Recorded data
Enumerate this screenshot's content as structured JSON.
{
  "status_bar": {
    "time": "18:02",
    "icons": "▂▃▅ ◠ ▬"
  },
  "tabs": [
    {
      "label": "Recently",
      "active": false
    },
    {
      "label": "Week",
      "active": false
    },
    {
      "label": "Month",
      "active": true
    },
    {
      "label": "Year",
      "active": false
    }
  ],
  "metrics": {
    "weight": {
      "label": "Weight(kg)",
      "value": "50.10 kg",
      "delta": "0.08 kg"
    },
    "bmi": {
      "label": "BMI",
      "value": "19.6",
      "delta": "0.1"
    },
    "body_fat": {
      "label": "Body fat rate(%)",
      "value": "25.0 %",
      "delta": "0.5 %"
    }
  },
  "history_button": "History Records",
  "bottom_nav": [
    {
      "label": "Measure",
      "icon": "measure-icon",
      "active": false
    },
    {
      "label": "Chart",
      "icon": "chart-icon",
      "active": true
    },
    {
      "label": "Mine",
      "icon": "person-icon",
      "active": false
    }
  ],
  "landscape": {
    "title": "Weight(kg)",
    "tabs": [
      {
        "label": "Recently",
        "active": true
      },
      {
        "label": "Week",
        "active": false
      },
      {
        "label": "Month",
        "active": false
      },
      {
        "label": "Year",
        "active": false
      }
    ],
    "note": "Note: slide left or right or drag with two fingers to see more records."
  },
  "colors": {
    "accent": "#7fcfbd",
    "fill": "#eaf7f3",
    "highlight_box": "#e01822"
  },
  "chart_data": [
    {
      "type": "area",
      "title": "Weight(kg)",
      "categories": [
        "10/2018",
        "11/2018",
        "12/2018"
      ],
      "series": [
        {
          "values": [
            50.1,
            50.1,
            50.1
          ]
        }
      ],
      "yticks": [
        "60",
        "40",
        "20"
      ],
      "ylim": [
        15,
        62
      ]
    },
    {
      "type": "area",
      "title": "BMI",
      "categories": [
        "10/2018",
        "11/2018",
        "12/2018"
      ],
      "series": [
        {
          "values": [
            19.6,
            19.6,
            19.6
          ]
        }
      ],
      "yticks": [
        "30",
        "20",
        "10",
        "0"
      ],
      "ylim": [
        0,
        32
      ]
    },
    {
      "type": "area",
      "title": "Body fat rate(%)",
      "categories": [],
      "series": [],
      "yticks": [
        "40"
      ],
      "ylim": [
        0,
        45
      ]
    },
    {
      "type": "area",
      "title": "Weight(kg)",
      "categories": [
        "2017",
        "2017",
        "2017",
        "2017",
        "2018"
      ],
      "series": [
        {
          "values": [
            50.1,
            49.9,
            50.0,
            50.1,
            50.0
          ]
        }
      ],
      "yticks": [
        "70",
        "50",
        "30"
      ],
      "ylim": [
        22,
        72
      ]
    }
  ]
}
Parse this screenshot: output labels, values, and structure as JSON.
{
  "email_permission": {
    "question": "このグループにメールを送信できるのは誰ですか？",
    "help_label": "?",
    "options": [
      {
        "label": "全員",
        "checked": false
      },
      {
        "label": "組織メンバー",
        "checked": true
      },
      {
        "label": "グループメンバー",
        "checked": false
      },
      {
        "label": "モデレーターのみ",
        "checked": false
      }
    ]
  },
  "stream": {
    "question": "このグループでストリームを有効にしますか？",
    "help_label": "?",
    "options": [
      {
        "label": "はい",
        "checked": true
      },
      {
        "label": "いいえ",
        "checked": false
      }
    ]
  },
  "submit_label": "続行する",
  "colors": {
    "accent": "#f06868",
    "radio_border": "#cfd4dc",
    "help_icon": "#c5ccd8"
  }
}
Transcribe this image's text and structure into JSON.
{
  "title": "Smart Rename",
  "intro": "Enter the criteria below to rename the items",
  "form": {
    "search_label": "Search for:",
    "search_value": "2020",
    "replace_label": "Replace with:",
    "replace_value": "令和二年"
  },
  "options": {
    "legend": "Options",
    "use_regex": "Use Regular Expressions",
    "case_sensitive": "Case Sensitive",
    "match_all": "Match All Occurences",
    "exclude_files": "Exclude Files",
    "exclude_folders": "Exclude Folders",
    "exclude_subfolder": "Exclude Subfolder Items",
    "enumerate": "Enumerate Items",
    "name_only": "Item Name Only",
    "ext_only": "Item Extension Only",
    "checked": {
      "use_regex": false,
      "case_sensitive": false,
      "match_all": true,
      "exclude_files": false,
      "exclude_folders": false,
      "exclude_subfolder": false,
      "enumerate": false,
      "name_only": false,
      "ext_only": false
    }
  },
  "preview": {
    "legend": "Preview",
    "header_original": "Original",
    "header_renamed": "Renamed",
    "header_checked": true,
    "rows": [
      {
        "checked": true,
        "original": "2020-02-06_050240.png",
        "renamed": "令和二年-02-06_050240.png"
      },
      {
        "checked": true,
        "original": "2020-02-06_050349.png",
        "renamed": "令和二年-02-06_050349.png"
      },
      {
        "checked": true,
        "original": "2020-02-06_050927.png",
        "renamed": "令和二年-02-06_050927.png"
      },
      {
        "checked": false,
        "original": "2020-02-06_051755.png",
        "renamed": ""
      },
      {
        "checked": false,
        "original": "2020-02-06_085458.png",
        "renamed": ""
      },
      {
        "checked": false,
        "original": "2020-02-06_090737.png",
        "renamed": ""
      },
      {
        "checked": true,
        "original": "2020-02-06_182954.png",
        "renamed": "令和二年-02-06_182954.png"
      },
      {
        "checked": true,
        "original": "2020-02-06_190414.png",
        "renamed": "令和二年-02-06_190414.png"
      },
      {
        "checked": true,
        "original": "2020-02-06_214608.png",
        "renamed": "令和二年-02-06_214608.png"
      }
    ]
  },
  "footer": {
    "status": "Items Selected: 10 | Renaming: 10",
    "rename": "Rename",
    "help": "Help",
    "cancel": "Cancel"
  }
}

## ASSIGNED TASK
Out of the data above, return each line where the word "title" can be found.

## YOUR SOLUTION
    "title": "Weight(kg)",
      "title": "Weight(kg)",
      "title": "BMI",
      "title": "Body fat rate(%)",
      "title": "Weight(kg)",
  "title": "Smart Rename",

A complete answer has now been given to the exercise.